Work request: Each entry below must be repeated word for word.

Records shown:

__________

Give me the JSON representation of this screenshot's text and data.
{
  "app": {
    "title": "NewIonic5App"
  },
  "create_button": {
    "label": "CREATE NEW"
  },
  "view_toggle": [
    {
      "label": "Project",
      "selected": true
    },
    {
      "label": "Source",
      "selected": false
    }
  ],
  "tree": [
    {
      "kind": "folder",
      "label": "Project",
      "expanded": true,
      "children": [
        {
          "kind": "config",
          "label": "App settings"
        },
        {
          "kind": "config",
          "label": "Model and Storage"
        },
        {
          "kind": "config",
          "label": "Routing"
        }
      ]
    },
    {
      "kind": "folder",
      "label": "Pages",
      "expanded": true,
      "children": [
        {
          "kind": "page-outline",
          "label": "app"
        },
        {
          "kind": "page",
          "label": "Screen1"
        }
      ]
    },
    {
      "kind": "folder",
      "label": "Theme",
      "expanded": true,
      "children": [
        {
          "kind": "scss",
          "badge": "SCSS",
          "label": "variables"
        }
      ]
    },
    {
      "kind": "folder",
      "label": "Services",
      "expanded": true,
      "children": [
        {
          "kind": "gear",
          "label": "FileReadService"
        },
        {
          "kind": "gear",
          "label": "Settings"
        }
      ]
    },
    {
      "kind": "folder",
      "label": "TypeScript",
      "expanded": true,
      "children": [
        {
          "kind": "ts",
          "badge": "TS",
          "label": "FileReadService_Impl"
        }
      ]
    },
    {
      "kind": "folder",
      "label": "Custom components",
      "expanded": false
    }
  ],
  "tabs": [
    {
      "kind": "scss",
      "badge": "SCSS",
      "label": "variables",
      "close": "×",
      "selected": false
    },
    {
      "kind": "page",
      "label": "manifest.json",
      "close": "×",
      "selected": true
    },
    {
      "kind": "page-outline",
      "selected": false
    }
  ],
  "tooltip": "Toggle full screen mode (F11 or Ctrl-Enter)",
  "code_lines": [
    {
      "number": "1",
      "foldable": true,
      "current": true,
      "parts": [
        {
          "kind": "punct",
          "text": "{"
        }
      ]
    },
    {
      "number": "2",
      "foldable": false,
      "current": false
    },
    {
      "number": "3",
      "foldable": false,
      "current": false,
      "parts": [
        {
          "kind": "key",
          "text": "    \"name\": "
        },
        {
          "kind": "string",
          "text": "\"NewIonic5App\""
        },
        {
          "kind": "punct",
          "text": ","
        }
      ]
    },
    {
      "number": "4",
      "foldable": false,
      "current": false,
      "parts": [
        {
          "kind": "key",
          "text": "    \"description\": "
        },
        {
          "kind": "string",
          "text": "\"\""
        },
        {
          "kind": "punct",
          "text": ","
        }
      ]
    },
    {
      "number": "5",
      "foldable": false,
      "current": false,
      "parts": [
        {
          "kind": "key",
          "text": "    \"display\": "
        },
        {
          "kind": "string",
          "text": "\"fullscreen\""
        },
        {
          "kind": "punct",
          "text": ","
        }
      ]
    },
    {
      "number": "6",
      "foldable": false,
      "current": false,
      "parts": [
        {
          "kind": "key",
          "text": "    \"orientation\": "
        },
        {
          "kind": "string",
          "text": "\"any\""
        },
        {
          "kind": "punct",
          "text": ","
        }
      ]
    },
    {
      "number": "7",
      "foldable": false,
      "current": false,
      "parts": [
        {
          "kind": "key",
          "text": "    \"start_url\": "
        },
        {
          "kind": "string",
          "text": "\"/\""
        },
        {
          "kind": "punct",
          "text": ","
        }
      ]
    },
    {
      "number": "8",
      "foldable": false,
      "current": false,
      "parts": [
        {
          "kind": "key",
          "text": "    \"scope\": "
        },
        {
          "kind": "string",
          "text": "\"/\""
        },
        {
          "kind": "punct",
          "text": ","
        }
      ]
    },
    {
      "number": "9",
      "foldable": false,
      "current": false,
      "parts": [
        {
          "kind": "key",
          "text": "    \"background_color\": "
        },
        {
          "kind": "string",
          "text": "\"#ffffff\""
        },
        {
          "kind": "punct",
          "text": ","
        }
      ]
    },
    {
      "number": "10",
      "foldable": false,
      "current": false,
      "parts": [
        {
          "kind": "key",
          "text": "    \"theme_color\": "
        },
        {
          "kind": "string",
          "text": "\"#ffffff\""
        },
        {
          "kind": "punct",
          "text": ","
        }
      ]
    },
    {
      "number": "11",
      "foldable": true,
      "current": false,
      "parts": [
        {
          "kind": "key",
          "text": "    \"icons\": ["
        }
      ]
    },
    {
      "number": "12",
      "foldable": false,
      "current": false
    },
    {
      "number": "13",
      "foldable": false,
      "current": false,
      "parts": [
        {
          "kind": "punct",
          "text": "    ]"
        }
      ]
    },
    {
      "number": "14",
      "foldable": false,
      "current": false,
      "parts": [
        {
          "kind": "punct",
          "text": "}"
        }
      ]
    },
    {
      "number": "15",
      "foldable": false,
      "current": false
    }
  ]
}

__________

Answer space:
Give me the JSON representation of this screenshot's text and data.
{
  "app": {
    "title": "NewIonic5App"
  },
  "create_button": {
    "label": "CREATE NEW"
  },
  "view_toggle": [
    {
      "label": "Project",
      "selected": true
    },
    {
      "label": "Source",
      "selected": false
    }
  ],
  "tree": [
    {
      "kind": "folder",
      "label": "Project",
      "expanded": true,
      "children": [
        {
          "kind": "config",
          "label": "App settings"
        },
        {
          "kind": "config",
          "label": "Model and Storage"
        },
        {
          "kind": "config",
          "label": "Routing"
        }
      ]
    },
    {
      "kind": "folder",
      "label": "Pages",
      "expanded": true,
      "children": [
        {
          "kind": "page-outline",
          "label": "app"
        },
        {
          "kind": "page",
          "label": "Screen1"
        }
      ]
    },
    {
      "kind": "folder",
      "label": "Theme",
      "expanded": true,
      "children": [
        {
          "kind": "scss",
          "badge": "SCSS",
          "label": "variables"
        }
      ]
    },
    {
      "kind": "folder",
      "label": "Services",
      "expanded": true,
      "children": [
        {
          "kind": "gear",
          "label": "FileReadService"
        },
        {
          "kind": "gear",
          "label": "Settings"
        }
      ]
    },
    {
      "kind": "folder",
      "label": "TypeScript",
      "expanded": true,
      "children": [
        {
          "kind": "ts",
          "badge": "TS",
          "label": "FileReadService_Impl"
        }
      ]
    },
    {
      "kind": "folder",
      "label": "Custom components",
      "expanded": false
    }
  ],
  "tabs": [
    {
      "kind": "scss",
      "badge": "SCSS",
      "label": "variables",
      "close": "×",
      "selected": false
    },
    {
      "kind": "page",
      "label": "manifest.json",
      "close": "×",
      "selected": true
    },
    {
      "kind": "page-outline",
      "selected": false
    }
  ],
  "tooltip": "Toggle full screen mode (F11 or Ctrl-Enter)",
  "code_lines": [
    {
      "number": "1",
      "foldable": true,
      "current": true,
      "parts": [
        {
          "kind": "punct",
          "text": "{"
        }
      ]
    },
    {
      "number": "2",
      "foldable": false,
      "current": false
    },
    {
      "number": "3",
      "foldable": false,
      "current": false,
      "parts": [
        {
          "kind": "key",
          "text": "    \"name\": "
        },
        {
          "kind": "string",
          "text": "\"NewIonic5App\""
        },
        {
          "kind": "punct",
          "text": ","
        }
      ]
    },
    {
      "number": "4",
      "foldable": false,
      "current": false,
      "parts": [
        {
          "kind": "key",
          "text": "    \"description\": "
        },
        {
          "kind": "string",
          "text": "\"\""
        },
        {
          "kind": "punct",
          "text": ","
        }
      ]
    },
    {
      "number": "5",
      "foldable": false,
      "current": false,
      "parts": [
        {
          "kind": "key",
          "text": "    \"display\": "
        },
        {
          "kind": "string",
          "text": "\"fullscreen\""
        },
        {
          "kind": "punct",
          "text": ","
        }
      ]
    },
    {
      "number": "6",
      "foldable": false,
      "current": false,
      "parts": [
        {
          "kind": "key",
          "text": "    \"orientation\": "
        },
        {
          "kind": "string",
          "text": "\"any\""
        },
        {
          "kind": "punct",
          "text": ","
        }
      ]
    },
    {
      "number": "7",
      "foldable": false,
      "current": false,
      "parts": [
        {
          "kind": "key",
          "text": "    \"start_url\": "
        },
        {
          "kind": "string",
          "text": "\"/\""
        },
        {
          "kind": "punct",
          "text": ","
        }
      ]
    },
    {
      "number": "8",
      "foldable": false,
      "current": false,
      "parts": [
        {
          "kind": "key",
          "text": "    \"scope\": "
        },
        {
          "kind": "string",
          "text": "\"/\""
        },
        {
          "kind": "punct",
          "text": ","
        }
      ]
    },
    {
      "number": "9",
      "foldable": false,
      "current": false,
      "parts": [
        {
          "kind": "key",
          "text": "    \"background_color\": "
        },
        {
          "kind": "string",
          "text": "\"#ffffff\""
        },
        {
          "kind": "punct",
          "text": ","
        }
      ]
    },
    {
      "number": "10",
      "foldable": false,
      "current": false,
      "parts": [
        {
          "kind": "key",
          "text": "    \"theme_color\": "
        },
        {
          "kind": "string",
          "text": "\"#ffffff\""
        },
        {
          "kind": "punct",
          "text": ","
        }
      ]
    },
    {
      "number": "11",
      "foldable": true,
      "current": false,
      "parts": [
        {
          "kind": "key",
          "text": "    \"icons\": ["
        }
      ]
    },
    {
      "number": "12",
      "foldable": false,
      "current": false
    },
    {
      "number": "13",
      "foldable": false,
      "current": false,
      "parts": [
        {
          "kind": "punct",
          "text": "    ]"
        }
      ]
    },
    {
      "number": "14",
      "foldable": false,
      "current": false,
      "parts": [
        {
          "kind": "punct",
          "text": "}"
        }
      ]
    },
    {
      "number": "15",
      "foldable": false,
      "current": false
    }
  ]
}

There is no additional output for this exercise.